PROBLEM TO SOLVE
In the entries below, how many lines hold the word "kind"? Answer with the number only.

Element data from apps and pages
::::
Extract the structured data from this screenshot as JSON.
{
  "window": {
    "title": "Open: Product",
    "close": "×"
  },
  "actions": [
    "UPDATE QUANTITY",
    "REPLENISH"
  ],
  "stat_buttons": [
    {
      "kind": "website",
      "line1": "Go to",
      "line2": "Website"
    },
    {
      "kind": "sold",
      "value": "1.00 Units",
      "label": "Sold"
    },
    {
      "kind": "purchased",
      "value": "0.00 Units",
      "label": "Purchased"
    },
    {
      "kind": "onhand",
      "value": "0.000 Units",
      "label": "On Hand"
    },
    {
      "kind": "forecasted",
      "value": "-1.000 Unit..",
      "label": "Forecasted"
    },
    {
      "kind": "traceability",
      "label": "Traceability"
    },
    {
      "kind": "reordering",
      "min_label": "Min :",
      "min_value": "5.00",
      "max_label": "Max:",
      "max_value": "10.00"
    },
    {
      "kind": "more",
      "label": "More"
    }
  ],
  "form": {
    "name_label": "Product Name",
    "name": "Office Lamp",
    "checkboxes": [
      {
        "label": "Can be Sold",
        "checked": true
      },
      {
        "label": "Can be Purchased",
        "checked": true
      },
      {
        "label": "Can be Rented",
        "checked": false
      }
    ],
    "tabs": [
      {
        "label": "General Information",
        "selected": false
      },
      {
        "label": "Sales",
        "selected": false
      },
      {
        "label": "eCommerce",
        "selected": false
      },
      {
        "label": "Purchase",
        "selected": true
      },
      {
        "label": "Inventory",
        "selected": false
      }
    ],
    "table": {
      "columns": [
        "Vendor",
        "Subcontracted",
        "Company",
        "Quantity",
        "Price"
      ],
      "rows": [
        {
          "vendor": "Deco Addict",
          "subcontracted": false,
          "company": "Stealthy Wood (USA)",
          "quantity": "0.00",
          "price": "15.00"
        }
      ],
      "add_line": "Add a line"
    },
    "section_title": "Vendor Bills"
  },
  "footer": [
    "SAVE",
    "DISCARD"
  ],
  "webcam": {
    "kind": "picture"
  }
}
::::
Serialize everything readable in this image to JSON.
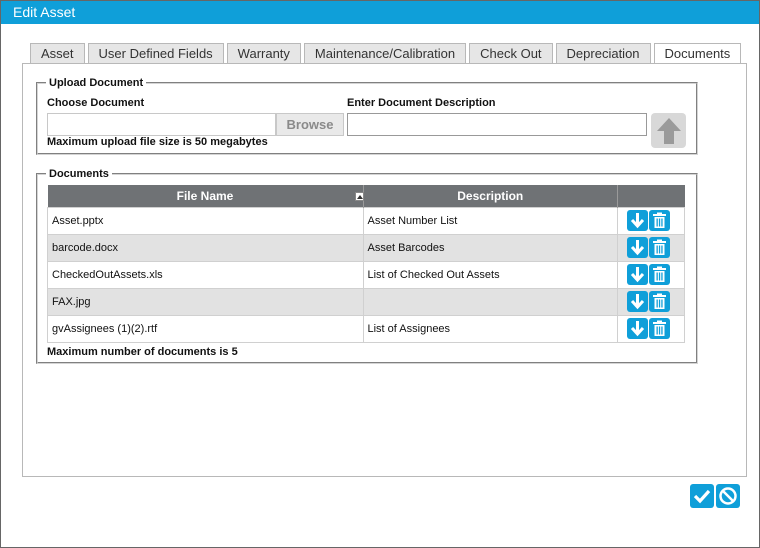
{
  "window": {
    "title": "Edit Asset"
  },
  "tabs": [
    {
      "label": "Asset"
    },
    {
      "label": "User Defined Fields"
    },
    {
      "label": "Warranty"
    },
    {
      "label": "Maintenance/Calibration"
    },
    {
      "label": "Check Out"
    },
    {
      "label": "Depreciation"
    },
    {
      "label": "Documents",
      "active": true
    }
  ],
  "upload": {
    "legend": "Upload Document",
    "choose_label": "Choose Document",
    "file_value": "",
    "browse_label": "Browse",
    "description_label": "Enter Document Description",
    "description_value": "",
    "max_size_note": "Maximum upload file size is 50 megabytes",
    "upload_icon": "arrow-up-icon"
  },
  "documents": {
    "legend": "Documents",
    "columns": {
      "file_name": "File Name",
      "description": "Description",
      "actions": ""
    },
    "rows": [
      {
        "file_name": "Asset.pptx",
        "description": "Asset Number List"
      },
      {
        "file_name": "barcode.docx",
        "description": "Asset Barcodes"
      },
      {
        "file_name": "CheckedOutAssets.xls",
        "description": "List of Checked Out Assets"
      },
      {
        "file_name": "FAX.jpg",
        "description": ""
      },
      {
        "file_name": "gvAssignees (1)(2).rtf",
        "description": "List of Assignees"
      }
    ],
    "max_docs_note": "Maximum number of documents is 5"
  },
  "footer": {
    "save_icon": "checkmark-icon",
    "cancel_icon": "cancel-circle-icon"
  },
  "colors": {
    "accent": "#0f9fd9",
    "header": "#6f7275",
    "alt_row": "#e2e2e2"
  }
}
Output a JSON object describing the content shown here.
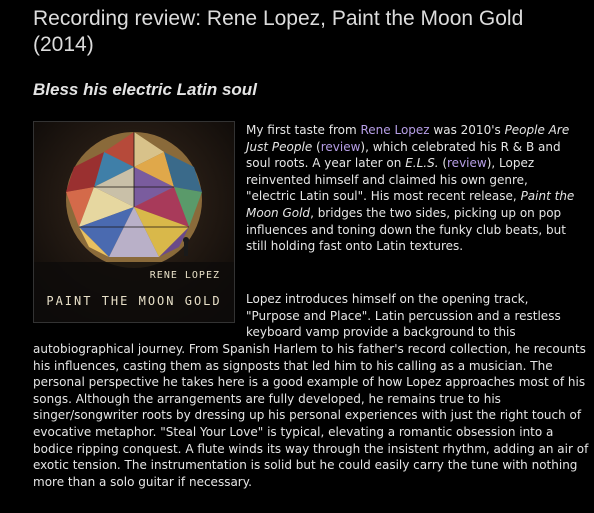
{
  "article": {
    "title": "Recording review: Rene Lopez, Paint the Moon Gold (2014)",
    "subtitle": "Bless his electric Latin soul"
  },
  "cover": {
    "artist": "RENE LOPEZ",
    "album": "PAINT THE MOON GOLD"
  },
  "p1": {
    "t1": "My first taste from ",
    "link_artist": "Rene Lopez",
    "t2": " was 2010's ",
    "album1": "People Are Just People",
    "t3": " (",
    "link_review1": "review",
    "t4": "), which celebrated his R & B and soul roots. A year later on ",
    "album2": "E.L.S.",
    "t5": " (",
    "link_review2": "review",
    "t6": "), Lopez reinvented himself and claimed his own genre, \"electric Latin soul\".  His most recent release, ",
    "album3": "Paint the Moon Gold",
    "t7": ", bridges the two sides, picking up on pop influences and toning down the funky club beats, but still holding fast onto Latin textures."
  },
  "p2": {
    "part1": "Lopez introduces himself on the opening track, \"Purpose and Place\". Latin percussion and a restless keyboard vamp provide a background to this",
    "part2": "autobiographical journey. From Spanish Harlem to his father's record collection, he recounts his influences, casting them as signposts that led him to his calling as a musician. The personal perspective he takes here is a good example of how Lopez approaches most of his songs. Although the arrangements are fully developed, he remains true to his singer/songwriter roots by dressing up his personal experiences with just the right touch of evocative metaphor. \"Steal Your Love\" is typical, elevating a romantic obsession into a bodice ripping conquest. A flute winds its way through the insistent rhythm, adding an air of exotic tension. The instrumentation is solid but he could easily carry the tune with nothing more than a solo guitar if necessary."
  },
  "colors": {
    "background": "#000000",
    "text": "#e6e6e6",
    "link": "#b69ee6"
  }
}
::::
REPLY TO THE TASK
9